Like socialism, Small Game Hunting is an idea that works best on paper or, as in the case of Joe and I at Keeper’s Cottage, when drunk. Also like socialism, I am not sure a demographic that once voted for a polar research vessel to be called Boaty McBoatface is prepared for the realities of what it would actually entail, and if nothing else I can’t believe we’ll get our Lottery grant with traumatised Guardian readers all over the place. The next morning, as I helped a sheepish Joe retrieve a deckchair from the vicinity of a Shetland pony, we decided to shelve the idea. Most of the culled rabbits would just end up being sold to a local butcher or fed to Graham’s dogs because too many of the glampers are vegan, and this is what happens now anyway. Joe stumped off to make Becka a large breakfast, informing me that there are now four vegan Members of Parliament. As I cycled to the train station, I found myself thinking that it probably seems like quite a lot more than that because they won’t be able to stop going on about it, but still.

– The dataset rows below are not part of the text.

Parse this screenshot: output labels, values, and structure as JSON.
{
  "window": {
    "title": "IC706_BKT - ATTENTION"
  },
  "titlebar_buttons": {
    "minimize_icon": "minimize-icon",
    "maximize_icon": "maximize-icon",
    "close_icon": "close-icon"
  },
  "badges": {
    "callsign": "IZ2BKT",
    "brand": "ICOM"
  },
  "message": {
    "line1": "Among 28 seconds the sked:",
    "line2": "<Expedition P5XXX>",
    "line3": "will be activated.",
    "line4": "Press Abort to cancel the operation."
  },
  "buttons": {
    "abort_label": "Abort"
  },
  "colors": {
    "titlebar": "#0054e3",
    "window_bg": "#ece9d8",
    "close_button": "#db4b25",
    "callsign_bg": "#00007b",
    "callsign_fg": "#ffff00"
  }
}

*My cocktail of choice – Fosters and Strongbow blended in a pint glass. The Latin name is Poor Man’s Black Velvet, but this is considered insensitive. Serve with crisps in a bowl for that extra flourish, or to impress during a first date or job interview.
*This did not happen.
Main: New trees waiting to be dressed and planted.
Top inset: Some kind of overgrown building at Runton, considerably newer than most. Basically a spider factory at this time of year, and best avoided if you don’t like that sort of thing.
Middle inset: The Great British Bake Off team.
Lower inset: My saluki, Archibald al-Fantastique. He can sprint at 40 mph, then forget why he’s doing it.